Bellia Rosalio is the president of the Italian kinesiological taping association. He is also physiotherapist of the Italian national roller skating race & Italian federation of hockey since 2003. He is a Lecturer at the university of Valencia (Spain) in masters sports physiotherapy & Professor of kinesiology taping (R) with CME Credits at many public and private hospitals. The name popular in Italy had been to India for international conference ofPT, at AIIMS, New Delhi in 2011 where ... Read More
Yoga and the sports are both, the mind-body disciplines. Yoga has much more to offer to humanity, being a spiritual science. As science, it has a laid down path which can be followed by any aspirant who is ready to put in consistent effort, faithfully. One has to be willing to experience even minute changes in perception and the behavior, patiently. Hence there is personal as well as objective verification, Teacher is needed as a guide but progress is via experiential milestones, evident to o... Read More
Prologue: Mrs. Snigdha ( Name Changed) came to me one evening during the clinical consultation time with complain of pain and stiffness in the Jaw. She also mentioned that while mouth opening there are click sound in the right side and occasionally she experiences headache above the right ear. She was also apprehensive of drinking soup as the spoon for soup is bigger suggesting restriction of mouth opening. There was gross limitation of the mouth opening.
After ab initio screening a... Read More

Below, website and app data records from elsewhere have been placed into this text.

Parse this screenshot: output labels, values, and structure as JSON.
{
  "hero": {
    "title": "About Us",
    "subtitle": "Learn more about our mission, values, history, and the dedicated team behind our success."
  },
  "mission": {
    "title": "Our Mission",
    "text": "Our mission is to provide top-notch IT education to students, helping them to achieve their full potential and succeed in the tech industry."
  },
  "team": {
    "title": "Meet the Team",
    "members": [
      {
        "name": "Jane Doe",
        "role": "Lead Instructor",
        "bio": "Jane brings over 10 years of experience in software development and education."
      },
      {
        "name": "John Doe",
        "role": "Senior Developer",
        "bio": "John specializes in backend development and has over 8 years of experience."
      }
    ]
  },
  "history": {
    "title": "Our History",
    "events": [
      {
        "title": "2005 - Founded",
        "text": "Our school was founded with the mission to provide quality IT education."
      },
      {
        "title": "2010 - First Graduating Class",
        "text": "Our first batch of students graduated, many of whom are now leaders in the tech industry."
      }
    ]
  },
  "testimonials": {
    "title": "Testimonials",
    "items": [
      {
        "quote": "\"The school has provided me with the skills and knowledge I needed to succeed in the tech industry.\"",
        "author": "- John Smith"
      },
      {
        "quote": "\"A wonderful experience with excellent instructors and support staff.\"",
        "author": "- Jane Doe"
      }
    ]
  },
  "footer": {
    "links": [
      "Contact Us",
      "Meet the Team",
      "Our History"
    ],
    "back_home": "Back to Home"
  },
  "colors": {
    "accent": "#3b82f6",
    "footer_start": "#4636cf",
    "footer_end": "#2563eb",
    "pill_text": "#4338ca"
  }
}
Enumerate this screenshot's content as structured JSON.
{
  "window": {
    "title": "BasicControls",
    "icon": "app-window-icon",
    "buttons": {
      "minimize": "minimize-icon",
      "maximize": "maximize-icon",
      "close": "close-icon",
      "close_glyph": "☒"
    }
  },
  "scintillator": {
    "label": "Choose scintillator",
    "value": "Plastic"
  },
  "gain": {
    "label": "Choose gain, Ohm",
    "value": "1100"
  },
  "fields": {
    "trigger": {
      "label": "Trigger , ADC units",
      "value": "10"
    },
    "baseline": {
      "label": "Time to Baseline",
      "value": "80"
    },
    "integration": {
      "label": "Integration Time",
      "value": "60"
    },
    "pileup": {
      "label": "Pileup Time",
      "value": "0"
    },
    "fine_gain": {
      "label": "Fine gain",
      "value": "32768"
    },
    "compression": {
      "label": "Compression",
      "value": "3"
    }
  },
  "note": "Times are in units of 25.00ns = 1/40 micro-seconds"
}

I present Halliwick Therapy, a concept evolved with the sole purpose of giving the physically challenged an idea to move themselves freely in water overcoming the limitation they would have on land. This enabled them to find another alternative medium to experience freedom of movement. It is a wonderful feeling to them. While it gave freedom, it also developed other neuromusculoskeletal changes that could benefit their movements in land. It gave a comprehensive solution for most the problems ... Read More
Physical activity is the corner stone in the development of toddlers, young and older children, and adolescents approaching adulthood. However today’s way of life favors sedentary pursuits through the advancement of technology and innovation. We lead lives of convenience and enjoy passive entertainment with abundant availability of automobiles, computers,tvs, and videos and labor saving devices. Parents and educators worry about children’s level of academic preparation for t... Read More
Singapore is an awesome place to live, work and play. It is also an excellent tourist and shopping destination. From my perspective, Singapore is a good place to work and ave a successful career especially in healthcare sector. It has a very well structured healthcare system serving over 5 million people. Opportunity are abound in Singapore given the aging population and the government being keen to make this an attractive healthcare destination.
Currently in medicine, theories of pain regard pain and suffering as one and the same. It is assumed that if pain ceases, suffering stops. These theories are not substantiated in clinical practice, where some patients report little pain and extreme suffering and other individuals have a lot of pain and virtually no suffering.
Based on the results of a scientific questionnaire, as well as evidence from and conversations with hundreds of patients, Beverley M. Clarke argues convincingl... Read More